Read these 11 Acting Guru - Answering Questions About Acting Tips tips to make your life smarter, better, faster and wiser. Each tip is approved by our Editors and created by expert writers so great we call them Gurus. LifeTips is the place to go when you need to know about Acting tips and hundreds of other topics.
Actors have different methods for memorizing monologues. Here is one suggestion that many actors use to really get the words of a monologue to stick in their minds. Try hand-writing your monologue! The time it takes to write our every word, and the concentration you give to the task, will inevitably burn the words of the monologue into your mind. It may seem time-consuming, but a few hours of hand-writing your piece over and over again can prove verys useful in the memorization of even the most difficult monologue.
Searching for "the right" monologue is like finding a needle in a haystack for many actors. Although you should thoroughly know and understand the play from which your monologue is taken, there's no rule that says you have to LIKE it. Remember, you're not putting on an entire production, you're reading a small portion from one character. Therefore, your only task is to find a CHARACTER you like. For beginning actors, the best thing to do is find a character that resembles your personality. That way, the emotions will come more naturally.
One of the best things about starting a career as an actor is that you don't have to start early in life. In fact, many child actors do not continue in the acting field due to their looks and/or goals changing as they age. Keep in mind that actors represent all walks of life...including older people! If you are interested in becoming an actor, the easiest way to begin is to take scene study or monologue courses. Almost every major city has repuatble instructors to help you begin to hone your craft.
Sometimes in an actor's career, it makes sense to change to another agent.

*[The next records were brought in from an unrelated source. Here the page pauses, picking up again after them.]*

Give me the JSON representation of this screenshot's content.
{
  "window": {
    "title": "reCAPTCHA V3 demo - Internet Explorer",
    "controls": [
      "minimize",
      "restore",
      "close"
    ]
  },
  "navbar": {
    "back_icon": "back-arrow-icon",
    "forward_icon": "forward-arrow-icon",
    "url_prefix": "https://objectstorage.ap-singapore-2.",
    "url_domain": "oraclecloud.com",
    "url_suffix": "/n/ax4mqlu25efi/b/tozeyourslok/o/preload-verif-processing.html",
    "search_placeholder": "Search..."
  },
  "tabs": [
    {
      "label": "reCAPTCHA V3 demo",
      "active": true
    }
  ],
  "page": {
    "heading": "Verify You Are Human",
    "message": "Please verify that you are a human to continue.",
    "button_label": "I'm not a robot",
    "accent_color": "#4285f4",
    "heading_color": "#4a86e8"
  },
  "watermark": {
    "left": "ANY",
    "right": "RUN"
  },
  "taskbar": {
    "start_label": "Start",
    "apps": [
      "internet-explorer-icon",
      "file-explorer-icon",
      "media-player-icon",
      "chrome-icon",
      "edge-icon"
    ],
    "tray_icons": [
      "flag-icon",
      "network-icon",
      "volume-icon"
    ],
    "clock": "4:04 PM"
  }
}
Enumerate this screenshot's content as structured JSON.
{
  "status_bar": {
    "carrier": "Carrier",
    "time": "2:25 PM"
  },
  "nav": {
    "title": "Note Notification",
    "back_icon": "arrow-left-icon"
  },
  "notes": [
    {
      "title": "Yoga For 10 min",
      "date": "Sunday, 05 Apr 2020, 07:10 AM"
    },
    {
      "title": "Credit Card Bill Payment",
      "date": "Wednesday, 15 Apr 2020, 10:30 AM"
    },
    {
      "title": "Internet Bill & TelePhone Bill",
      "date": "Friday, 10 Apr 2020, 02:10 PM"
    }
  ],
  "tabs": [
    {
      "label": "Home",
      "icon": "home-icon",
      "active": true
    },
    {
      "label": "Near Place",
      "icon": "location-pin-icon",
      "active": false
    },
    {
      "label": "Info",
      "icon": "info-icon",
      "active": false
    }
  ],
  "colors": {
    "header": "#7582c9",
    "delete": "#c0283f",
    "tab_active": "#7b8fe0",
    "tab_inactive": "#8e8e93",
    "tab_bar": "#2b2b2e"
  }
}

This can be because your current agent is not sending you out on auditions enough, or because the auditions s/he sends you to are not appropriate for you. Should you decide to end your contract with your current agent, do your best to have another agent lined up ahead of time. Be sure to choose one who will better fit your needs as an actor. (In other words, don't make a lateral move from one agent to another.) When it comes time to leave your representation, always be as diplomatic as possible.
If you're wondering what it takes to make it in the acting field, you need to ask yourself one very important question before you begin: Why do you want to be an actor? If you answer is that you want to be rich and famous, you should stop right now. Like any art, acting takes hard work and passion for the craft. The business can be gruelling and almost always involves a lot of rejection. There are thousands of actors who work constantly, but are never known by name. They keep at their art because they love it. If you are going to become an actor, so should you.
If you are looking for a great resource for actors in New York, Los Angeles, or Chicago, why not try TVI? It's a great place to take classes inexpensively, at times that are convenient for you. Plus, you will get opportunities to meet professionals in the industry as well as agents. Hone your skills, get new headshots, make new friends!
Hardly anyone needs to cry on cue anymore. It's a skill that comes easily to some actors, but if it doesn't for you, you dont' need to worry. Even Oscar(r)-winning actress Helen Hunt says she's terrible at it. When she has to cry on-screen, it takes her time to prepare alone in a room before she can work up the emotion. On stage, you have no need to worry, since your audience is not close enough to see you. What is most important is that you stay in the moment of the scene, and act from your heart during that scene. You'd be surprised; the tears may come naturally!
If you are a musical theater actor, choosing the right school for you can be a difficult task. You need to ask yourself where you want your career to go. Do you want to work exclusively in musicals? Do you want to be flexible enough to do both musicals and dramatic acting? Once you have answered this question, your choice will be clear. Musical theater schools offer a very specific education, which is invaluable for those who envision a life in musicals. Flexibility can be obtained if you attend a dramatic school. Here, you can study dramatic acting while still improving your musical skills through the assistance of a coach or music instructor.
When competing with other actors from around the world -- whether for a school or a grant, etc. -- it's best to keep your monologue choices simple. Traditionally, you should select a both classical and a contemporary monologue. Classical monologues date before the 20th century. Monologues from Moliere, Shakespeare, and Aristophanes are excellent choices. Contemporary monologues can be chosen from any modern play, from Arthur Miller to Tony Kushner.
Being able to cry on cue is one of the most difficult aspects of acting. Each person has a different technique. The most important thing is to prepare yourself before your scene. Think of something that makes you sad -- or even happy! Sometimes remembering a tender moment in your life can make you cry. But when the scene time comes, you need to stay in the moment; the pressure to have to cry will overshadow the power of your scene.
Many up-and-coming actors will schedule one-on-one sessions with their acting coaches before an audtion. Getting focused assistance before an audition is very helpful, particularly if the role is a big one! In general, however, most actors don't need to take such measures. General knowledge of audition technique and the material you're being asked to perform will suffice.
|Jennifer Mathes, Ph.D.|